Colorectal cancer (CRC) is one of the most common forms of neoplasia in Western populations but is uncommon in sub-Saharan Africa. In developing countries such as South Africa, differences in lifestyles and environment exist between the various population groups. These differences and the diverse patterns of cancer that exist, provide an ideal opportunity to study the pathogenesis of colorectal cancer. In South Africa, the incidence of CRC in black patients is approximately ten fold lower than that of white South African patients. The majority of black South African CRC patients presents with tumours without macroscopic polyps. Recently five genes involved in DNA mismatch repair (MMR) have been implicated in hereditary nonpolyposis colorectal cancer (HNPCC). In this retrospective study, paraffin-embedded normal and tumour tissues from 109 black, and 110 Caucasian CRC patients were studied. To screen for the possible involvement of DNA mismatch repair genes, the presence of microsatellite instability (MSI) was investigated. In total 40 patients presented with MSI-H tumours, 27/109 (24,8%) tumours from black patients and 13/110 (11,8%) tumours from Caucasian patients. The proportion of MSI-H tumours from black patients attending Chris Hani Baragwanath Hospital (CHB) (12,2%; 5/41) and that of Caucasian patients is in accordance to published results on sporadic tumours. However the finding that 32,4% of black patients attending Kalafong and Pretoria Academic Hospitals, have tumours with MSI-H is much higher than is commonly reported in Western populations and is significantly higher than that of the Caucasian patients (p = 0.002; χ2-test). It has been observed that patients who present at CHB live mainly in urban Johannesburg/Soweto, in comparison to those seen at KPH who are mostly from peri-urban and rural areas. Failure of PCR amplification, owing to the absence of high quality tissue, allowed 32 of the 40 MSI-H tumours to be fully screened for mutations in hMLH1 and hMSH2 using exon-by-exon PCR single strand conformation polymorphism (SSCP) analysis. Sixteen pathogenic mutations were found in 14 tumours, 10/22 (45%) from black patients and 4/10 (40%) from caucasian patients. Five tumours presented with two mutations each, one is a compound heterozygote and the other four tumours are double heterozygotes. Ten of the sixteen mutations identified, are novel. Five (5/32; 16%) of the pathogenic mutations are germline in origin, four (4/22; 18%) of which were detected in tumours from black patients. Thus HNPCC was diagnosed in ~0,93% (1/107) of Caucasian and 3,85% (4/104) of black patients via germline mutations. The frequency of recognised DNA repair gene mutations in black patients with HNPCC is four times higher than that in Caucasian patients with HNPCC. This is consistent with the notion that penetrance of HNPCC cancer is independent of environmental factors which is true as the frequency of HNPCC in a low incidence population (black South Africans) is much higher than that of a high incidence population (Caucasian South Africans). A missense mutation in hMSH2 (codon 127) was identified in three black patients. It is listed in the ICG-HNPCC database as a pathogenic mutation (in a Nigerian family). However, further investigation demonstrated that this is a polymorphic change exclusive to black Africans. Somatic mutations were detected in 6 (27%) tumours from black and 3 (30%) tumours from Caucasian patients. In conclusion, the observed microsatellite instability and mutations in hMLH1 and hMSH2 thus clearly implicate the involvement of DNA mismatch repair genes in the pathogenesis of colorectal cancers of black and Caucasian South African patients. This study represents the first investigation of DNA mismatch repair genes in tumours from both population groups. It is also the first report of black South Africans with HNPCC.

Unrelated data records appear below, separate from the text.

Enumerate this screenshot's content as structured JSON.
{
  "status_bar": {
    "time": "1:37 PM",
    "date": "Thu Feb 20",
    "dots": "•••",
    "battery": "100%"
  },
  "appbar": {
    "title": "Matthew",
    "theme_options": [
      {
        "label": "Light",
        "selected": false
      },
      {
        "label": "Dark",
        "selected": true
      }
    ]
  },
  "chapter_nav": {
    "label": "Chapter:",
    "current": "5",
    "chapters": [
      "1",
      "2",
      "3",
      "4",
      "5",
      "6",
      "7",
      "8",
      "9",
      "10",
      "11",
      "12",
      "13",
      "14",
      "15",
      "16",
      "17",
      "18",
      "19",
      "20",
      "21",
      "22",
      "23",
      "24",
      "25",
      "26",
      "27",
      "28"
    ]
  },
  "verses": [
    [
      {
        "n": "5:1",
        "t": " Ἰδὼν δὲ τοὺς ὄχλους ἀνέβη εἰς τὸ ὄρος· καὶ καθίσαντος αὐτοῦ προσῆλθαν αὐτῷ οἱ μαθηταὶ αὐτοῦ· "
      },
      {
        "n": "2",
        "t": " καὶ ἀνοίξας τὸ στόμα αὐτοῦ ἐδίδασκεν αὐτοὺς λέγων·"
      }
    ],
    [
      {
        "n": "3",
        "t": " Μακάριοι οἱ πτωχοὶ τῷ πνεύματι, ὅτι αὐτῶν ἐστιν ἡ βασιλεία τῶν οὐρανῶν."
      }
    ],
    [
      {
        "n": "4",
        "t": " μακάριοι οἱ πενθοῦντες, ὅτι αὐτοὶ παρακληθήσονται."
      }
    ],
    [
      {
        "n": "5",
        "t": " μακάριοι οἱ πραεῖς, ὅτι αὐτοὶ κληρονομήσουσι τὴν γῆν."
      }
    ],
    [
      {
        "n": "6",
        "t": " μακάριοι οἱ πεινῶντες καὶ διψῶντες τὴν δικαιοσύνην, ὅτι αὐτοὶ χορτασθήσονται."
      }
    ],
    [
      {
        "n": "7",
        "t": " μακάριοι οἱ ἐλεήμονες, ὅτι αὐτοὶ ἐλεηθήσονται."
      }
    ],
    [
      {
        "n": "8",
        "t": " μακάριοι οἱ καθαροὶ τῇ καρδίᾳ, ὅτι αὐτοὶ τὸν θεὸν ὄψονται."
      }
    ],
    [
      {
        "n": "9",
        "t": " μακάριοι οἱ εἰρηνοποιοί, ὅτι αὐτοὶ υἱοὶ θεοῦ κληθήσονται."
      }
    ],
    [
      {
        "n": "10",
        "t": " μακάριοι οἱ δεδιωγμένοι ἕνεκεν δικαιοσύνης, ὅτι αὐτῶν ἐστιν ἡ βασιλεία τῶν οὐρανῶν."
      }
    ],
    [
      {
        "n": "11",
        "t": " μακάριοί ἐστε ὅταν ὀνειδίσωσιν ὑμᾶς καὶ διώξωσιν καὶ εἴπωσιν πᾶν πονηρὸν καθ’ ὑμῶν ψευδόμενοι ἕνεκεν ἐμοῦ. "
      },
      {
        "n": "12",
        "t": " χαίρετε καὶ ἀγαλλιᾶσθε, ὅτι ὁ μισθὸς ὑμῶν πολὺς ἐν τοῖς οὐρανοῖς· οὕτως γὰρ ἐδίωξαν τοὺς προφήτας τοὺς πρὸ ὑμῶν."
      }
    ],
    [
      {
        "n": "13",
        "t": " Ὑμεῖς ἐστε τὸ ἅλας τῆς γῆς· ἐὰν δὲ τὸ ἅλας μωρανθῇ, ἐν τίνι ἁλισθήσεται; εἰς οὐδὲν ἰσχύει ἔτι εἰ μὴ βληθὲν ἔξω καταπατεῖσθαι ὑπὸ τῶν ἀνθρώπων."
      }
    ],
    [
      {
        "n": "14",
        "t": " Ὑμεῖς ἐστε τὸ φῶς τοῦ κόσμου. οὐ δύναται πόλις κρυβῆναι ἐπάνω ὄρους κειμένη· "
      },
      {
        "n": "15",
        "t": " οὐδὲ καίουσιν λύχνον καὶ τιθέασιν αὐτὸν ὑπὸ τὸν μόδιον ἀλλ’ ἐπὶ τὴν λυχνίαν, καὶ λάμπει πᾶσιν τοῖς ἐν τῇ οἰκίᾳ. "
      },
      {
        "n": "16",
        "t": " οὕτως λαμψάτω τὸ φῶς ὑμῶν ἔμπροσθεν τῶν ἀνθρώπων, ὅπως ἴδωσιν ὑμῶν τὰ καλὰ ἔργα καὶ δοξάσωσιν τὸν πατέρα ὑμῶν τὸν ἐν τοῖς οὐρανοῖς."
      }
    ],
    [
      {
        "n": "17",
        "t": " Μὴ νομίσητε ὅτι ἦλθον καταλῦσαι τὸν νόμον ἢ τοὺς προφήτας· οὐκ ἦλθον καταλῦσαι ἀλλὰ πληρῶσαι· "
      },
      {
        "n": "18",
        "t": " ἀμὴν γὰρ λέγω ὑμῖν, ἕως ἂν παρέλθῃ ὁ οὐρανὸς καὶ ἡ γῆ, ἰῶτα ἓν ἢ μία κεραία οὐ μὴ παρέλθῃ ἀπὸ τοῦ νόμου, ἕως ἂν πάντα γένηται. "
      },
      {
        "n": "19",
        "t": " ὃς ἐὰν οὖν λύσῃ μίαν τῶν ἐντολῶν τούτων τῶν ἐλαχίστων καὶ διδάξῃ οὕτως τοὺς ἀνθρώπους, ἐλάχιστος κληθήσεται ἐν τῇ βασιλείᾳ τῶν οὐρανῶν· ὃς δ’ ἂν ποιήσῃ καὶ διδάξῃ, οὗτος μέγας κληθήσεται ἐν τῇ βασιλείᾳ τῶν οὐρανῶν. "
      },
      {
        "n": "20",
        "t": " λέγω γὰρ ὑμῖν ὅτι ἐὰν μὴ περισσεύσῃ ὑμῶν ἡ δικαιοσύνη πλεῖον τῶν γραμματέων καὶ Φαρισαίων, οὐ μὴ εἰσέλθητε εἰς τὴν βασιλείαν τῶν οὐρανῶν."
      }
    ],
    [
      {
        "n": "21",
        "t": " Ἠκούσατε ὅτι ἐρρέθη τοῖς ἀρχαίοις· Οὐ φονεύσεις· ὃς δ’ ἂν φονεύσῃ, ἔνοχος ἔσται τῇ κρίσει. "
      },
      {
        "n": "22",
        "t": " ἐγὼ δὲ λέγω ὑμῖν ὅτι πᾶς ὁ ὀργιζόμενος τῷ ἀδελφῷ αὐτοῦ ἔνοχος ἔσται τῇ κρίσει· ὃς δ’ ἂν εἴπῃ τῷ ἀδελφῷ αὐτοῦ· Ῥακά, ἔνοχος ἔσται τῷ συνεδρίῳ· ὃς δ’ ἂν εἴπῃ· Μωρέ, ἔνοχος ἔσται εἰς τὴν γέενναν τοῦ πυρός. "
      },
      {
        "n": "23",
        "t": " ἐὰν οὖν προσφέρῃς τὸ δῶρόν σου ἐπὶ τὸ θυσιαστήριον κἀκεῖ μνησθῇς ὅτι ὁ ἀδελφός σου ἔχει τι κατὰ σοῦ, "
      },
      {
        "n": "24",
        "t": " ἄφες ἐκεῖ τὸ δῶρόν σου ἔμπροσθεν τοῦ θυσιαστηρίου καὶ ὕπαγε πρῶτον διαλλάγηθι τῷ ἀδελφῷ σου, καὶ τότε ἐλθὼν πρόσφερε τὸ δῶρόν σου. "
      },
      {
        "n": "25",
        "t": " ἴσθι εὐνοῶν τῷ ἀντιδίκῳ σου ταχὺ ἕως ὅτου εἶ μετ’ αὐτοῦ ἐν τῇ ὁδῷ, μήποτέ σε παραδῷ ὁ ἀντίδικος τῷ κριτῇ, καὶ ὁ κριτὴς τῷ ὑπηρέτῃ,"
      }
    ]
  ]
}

Dissertation (MSc (Human Genetics))--University of Pretoria, 2005.